## PROBLEM
The entries follow. Copy every line in which "ffffff" appears.
DATA PROVIDED Start Marker
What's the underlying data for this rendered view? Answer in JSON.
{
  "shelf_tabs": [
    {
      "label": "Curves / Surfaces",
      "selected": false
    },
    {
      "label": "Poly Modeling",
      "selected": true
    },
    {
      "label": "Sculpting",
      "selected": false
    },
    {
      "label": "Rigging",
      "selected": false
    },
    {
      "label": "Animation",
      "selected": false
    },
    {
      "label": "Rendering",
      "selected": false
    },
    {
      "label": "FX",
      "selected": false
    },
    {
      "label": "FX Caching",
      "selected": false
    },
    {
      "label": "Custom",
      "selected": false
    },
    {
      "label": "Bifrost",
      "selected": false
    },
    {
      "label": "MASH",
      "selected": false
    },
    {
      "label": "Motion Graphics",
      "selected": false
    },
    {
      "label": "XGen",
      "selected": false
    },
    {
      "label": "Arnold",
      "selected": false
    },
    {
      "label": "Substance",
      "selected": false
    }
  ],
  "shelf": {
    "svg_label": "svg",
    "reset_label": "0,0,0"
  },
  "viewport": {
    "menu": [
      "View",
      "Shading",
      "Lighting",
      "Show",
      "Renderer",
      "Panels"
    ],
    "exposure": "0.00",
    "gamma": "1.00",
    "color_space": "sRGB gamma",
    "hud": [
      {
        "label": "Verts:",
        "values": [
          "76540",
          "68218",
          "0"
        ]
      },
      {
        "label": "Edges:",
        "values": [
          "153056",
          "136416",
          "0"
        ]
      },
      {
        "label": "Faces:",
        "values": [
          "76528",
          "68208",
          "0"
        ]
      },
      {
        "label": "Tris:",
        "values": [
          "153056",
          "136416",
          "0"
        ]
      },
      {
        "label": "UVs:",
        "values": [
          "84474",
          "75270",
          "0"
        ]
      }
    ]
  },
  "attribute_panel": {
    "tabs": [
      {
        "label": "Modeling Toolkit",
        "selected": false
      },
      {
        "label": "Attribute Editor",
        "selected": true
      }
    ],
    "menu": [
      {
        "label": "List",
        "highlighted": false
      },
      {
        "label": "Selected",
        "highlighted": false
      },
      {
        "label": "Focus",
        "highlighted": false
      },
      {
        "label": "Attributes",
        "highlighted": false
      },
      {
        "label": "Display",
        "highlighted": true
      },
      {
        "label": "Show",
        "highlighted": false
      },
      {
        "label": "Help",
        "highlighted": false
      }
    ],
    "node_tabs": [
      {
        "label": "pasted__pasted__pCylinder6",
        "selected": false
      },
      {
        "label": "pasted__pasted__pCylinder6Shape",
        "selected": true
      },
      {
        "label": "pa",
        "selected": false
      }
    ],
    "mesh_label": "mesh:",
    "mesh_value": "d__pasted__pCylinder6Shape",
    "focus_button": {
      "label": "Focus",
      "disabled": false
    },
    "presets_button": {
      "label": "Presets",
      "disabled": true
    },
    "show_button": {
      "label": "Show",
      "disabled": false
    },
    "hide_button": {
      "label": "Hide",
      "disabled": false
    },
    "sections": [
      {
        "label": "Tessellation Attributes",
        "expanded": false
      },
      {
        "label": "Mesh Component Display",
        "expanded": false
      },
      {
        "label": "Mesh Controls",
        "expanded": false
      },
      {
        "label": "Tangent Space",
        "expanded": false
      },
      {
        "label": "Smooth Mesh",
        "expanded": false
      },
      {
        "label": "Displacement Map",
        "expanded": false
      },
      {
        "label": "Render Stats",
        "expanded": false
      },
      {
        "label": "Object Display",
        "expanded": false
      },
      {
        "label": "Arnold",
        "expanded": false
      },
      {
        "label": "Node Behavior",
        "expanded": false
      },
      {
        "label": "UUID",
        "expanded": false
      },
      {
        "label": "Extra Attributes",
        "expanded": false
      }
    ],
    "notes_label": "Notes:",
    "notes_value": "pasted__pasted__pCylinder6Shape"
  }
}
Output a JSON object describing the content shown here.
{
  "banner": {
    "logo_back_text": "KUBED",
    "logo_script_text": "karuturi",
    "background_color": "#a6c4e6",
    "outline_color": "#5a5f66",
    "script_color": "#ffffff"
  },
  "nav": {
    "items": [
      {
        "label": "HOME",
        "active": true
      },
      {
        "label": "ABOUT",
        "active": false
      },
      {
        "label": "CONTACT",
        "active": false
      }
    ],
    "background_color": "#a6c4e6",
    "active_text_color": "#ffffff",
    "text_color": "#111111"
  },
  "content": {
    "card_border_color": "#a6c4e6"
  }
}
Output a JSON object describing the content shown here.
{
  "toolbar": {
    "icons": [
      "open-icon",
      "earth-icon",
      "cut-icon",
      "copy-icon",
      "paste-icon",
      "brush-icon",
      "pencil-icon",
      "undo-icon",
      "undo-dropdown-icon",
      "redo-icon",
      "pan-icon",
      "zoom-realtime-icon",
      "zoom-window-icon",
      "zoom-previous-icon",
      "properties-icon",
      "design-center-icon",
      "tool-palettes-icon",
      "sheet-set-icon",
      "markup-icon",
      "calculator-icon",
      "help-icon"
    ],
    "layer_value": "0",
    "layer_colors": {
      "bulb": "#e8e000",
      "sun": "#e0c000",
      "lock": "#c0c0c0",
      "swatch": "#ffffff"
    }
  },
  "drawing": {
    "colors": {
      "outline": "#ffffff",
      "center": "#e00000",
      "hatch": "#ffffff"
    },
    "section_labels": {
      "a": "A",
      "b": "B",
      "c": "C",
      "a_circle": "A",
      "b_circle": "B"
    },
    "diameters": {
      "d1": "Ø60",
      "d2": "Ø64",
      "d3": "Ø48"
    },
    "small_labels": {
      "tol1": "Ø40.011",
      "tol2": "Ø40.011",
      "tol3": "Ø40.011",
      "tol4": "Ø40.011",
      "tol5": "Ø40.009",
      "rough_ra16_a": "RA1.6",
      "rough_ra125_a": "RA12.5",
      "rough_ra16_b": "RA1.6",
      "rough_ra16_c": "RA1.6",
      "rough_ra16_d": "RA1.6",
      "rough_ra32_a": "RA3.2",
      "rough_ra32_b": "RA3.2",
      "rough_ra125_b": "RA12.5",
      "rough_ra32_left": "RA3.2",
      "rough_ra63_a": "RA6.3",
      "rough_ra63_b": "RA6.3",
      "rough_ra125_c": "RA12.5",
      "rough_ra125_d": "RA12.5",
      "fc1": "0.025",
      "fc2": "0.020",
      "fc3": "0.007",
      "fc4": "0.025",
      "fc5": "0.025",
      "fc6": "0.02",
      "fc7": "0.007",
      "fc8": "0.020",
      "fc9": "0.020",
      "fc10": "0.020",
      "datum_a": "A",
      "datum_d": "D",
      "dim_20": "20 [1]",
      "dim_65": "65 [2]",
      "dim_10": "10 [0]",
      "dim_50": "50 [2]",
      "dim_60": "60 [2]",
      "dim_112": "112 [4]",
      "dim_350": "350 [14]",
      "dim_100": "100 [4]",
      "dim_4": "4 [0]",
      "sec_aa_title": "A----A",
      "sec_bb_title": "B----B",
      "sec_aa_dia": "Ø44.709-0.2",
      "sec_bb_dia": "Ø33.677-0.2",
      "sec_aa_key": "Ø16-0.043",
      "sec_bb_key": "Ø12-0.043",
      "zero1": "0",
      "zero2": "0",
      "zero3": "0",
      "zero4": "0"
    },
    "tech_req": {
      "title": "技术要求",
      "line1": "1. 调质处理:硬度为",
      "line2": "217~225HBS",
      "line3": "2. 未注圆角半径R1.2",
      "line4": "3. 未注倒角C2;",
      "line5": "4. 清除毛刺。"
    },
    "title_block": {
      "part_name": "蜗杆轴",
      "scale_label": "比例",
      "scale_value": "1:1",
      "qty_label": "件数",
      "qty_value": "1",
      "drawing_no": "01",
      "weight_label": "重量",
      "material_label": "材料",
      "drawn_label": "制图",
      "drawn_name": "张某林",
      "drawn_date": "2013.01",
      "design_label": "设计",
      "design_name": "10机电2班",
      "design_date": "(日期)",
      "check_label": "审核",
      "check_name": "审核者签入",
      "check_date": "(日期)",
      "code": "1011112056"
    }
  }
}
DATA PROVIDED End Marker
## ANSWER SECTION
    "script_color": "#ffffff"
    "active_text_color": "#ffffff",
      "swatch": "#ffffff"
      "outline": "#ffffff",
      "hatch": "#ffffff"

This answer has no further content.